R360 Club – USA
A networking organisation for one-percenters. Members are only considered if they have a net worth over $100 million with membership reserved for 500 people from the United States, and 500 people from the rest of the world. Richard Branson is a member. A three-year family membership costs $180,000 USD.
The 1930 Club – Milan
This is a private members’ speakeasy—you enter through a hidden door at the back of another bar. You need to know the password and once inside there will only ever be 34 other members. You also need your membership card, reportedly only visible under ultraviolet light—very John Wick-Continental vibes. Rumour has it there’s no joining fee, but getting that membership card is basically impossible, which is,
of course, priceless.
CORE – NYC
Launched in the early aughts, Core is intended to be somewhere “for today’s mavericks and mavens to do their boldest thinking, deepest discovery, and freest play”. A one-off initiation fee will set you back $50,000 and $17,000 annually thereafter.
5 Hertford Street – London
This is situated behind an unmarked maroon door just off Shepherd Market in Mayfair—yes, from Monopoly, didn’t know you were sitting on a private club, did you, son. Owned by businessman Robin Birley, the club dates back to 2012, and everyone from Harry and Meghan to George and Amal have been known to drop in. Annual membership starts at around $3,500, a relative steal.
Yellowstone Club – Montana

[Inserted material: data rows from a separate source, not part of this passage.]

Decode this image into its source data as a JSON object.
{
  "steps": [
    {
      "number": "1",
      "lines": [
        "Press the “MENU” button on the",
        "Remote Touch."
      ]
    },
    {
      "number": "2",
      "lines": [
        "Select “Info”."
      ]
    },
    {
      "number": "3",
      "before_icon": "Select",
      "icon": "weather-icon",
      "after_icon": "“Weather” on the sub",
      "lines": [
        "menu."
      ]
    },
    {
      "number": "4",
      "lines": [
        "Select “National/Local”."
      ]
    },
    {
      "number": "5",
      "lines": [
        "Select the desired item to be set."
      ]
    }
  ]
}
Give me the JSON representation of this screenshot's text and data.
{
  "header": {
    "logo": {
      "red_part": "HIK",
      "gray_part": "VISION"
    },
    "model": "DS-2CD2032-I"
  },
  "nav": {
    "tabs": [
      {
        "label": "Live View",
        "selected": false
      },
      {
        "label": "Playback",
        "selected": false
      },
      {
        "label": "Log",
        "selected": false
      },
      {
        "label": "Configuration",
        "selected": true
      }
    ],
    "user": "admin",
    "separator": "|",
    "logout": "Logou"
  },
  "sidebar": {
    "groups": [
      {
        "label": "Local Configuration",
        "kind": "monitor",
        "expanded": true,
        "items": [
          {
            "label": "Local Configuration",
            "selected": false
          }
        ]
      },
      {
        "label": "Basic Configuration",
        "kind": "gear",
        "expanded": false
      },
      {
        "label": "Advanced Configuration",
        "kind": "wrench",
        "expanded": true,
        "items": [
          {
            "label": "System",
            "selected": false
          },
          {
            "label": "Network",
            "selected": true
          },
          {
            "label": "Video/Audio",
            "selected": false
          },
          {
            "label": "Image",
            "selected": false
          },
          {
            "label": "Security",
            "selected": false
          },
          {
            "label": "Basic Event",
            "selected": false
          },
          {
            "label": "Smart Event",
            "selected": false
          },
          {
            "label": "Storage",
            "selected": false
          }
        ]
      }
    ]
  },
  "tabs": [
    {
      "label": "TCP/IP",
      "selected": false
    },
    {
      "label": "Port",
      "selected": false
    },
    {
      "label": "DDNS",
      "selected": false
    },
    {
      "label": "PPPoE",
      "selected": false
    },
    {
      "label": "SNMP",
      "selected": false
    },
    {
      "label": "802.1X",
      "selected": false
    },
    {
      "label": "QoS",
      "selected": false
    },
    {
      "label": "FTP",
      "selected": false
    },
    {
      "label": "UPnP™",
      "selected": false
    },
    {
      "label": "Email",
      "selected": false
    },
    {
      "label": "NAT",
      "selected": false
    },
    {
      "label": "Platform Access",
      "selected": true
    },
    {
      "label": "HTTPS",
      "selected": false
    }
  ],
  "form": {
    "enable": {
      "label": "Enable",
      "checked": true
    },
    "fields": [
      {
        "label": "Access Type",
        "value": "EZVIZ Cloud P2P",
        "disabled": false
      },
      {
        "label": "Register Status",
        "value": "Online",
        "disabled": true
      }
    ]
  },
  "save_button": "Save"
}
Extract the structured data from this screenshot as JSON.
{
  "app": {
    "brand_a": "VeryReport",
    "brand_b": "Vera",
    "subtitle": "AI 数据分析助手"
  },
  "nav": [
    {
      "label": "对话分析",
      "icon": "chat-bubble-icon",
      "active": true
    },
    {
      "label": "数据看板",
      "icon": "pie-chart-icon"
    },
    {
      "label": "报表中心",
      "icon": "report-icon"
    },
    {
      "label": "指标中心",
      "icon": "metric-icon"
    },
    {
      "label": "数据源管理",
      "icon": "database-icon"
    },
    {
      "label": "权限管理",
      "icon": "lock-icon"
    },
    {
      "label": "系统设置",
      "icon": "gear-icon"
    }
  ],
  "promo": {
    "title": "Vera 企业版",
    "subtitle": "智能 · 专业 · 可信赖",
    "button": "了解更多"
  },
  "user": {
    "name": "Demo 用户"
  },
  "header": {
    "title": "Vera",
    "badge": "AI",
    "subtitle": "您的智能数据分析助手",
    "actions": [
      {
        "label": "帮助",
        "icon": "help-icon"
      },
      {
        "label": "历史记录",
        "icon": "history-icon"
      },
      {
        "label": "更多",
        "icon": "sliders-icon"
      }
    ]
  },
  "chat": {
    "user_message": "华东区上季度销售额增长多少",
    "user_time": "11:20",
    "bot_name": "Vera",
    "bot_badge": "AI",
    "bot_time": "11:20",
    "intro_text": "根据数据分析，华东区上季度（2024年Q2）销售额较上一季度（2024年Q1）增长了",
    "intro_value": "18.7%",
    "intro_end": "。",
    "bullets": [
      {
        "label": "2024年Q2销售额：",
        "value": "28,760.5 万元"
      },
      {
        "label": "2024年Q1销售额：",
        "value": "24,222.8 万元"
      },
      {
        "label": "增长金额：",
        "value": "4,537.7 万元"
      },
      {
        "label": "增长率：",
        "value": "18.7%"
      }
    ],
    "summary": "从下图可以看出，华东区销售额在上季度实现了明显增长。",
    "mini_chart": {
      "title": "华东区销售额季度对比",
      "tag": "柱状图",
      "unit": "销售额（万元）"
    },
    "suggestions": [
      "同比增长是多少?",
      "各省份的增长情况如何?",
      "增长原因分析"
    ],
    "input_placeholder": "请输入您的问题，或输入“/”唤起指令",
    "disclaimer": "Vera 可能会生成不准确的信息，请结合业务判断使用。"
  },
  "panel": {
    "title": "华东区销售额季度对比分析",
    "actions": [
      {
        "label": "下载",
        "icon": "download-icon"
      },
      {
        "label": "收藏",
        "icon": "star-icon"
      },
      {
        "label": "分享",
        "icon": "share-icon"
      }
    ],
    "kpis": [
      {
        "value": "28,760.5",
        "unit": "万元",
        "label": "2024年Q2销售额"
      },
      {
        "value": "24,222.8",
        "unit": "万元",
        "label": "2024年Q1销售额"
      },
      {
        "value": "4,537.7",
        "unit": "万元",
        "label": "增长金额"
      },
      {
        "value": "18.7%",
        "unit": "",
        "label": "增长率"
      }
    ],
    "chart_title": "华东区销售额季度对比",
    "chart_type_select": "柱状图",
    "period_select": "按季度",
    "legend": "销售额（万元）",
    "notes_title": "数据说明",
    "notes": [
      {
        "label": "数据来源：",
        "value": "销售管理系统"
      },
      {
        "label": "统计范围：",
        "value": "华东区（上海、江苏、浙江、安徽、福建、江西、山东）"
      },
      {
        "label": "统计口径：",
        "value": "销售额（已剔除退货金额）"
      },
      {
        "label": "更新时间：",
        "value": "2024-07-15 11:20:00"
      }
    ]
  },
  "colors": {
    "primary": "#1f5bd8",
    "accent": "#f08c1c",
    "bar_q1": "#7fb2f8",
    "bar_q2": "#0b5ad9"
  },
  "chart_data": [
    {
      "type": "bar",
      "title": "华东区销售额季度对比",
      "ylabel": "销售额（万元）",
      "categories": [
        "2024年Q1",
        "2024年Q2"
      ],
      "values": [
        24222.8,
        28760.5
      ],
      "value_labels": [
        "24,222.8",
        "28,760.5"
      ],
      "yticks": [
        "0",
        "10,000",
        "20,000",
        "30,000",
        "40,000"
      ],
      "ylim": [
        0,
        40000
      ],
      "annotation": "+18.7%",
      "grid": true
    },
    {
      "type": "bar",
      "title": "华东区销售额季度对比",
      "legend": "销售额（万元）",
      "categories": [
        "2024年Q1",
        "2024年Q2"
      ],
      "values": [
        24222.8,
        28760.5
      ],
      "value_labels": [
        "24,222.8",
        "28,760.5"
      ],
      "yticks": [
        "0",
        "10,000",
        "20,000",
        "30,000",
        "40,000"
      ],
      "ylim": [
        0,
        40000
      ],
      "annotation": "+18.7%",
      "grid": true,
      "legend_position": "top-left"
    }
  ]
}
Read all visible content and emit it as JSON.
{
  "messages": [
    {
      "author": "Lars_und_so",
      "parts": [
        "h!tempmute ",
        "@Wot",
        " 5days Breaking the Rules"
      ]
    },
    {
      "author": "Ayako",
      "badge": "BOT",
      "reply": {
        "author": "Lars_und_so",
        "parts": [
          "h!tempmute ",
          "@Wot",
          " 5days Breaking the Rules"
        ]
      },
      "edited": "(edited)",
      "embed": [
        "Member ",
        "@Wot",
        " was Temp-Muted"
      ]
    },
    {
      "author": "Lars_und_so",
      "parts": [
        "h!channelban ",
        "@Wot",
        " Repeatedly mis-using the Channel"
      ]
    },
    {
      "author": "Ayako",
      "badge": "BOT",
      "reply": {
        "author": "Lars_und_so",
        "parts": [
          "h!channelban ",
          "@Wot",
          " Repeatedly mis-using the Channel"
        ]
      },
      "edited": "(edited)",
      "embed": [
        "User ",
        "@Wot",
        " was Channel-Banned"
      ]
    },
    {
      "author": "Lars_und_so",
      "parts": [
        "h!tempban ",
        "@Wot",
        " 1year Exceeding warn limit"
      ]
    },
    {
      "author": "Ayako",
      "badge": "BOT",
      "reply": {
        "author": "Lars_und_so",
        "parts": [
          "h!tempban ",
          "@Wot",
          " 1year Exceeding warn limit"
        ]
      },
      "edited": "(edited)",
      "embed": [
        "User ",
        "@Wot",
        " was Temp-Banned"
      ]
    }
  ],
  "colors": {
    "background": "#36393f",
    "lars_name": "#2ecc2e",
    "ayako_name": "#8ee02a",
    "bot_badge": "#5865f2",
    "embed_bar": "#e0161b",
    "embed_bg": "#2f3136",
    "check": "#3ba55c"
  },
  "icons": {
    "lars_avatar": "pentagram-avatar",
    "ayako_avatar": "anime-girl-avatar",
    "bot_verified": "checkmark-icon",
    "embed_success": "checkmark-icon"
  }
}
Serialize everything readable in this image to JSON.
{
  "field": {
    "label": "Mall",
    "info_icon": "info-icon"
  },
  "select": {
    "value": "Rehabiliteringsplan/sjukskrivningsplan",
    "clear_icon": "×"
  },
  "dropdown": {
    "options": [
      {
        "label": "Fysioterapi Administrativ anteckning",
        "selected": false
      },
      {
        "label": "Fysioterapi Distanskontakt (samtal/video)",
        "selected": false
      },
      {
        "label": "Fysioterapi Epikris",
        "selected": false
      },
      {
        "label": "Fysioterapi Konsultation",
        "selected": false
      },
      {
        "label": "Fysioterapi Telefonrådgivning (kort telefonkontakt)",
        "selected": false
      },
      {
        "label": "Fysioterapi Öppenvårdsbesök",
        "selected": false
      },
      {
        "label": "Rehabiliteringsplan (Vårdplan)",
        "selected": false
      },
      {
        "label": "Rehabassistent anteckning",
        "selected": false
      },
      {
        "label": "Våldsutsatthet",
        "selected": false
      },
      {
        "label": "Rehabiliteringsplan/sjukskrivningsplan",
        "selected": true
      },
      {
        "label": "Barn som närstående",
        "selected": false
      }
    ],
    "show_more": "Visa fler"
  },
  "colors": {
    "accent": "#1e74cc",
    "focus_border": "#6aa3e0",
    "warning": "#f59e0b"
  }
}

Claiming to be ‘the world’s only private ski, golf and adventure community’, with the tagline ‘private powder’, it’s directly connected to Big Sky’s ski slopes. There’s a $400,000 sign-up payment and annual fee of $41,500. The catch is you’ll have to purchase a house in the area to be eligible for membership; which typically go from between $2-$25 million. May as well.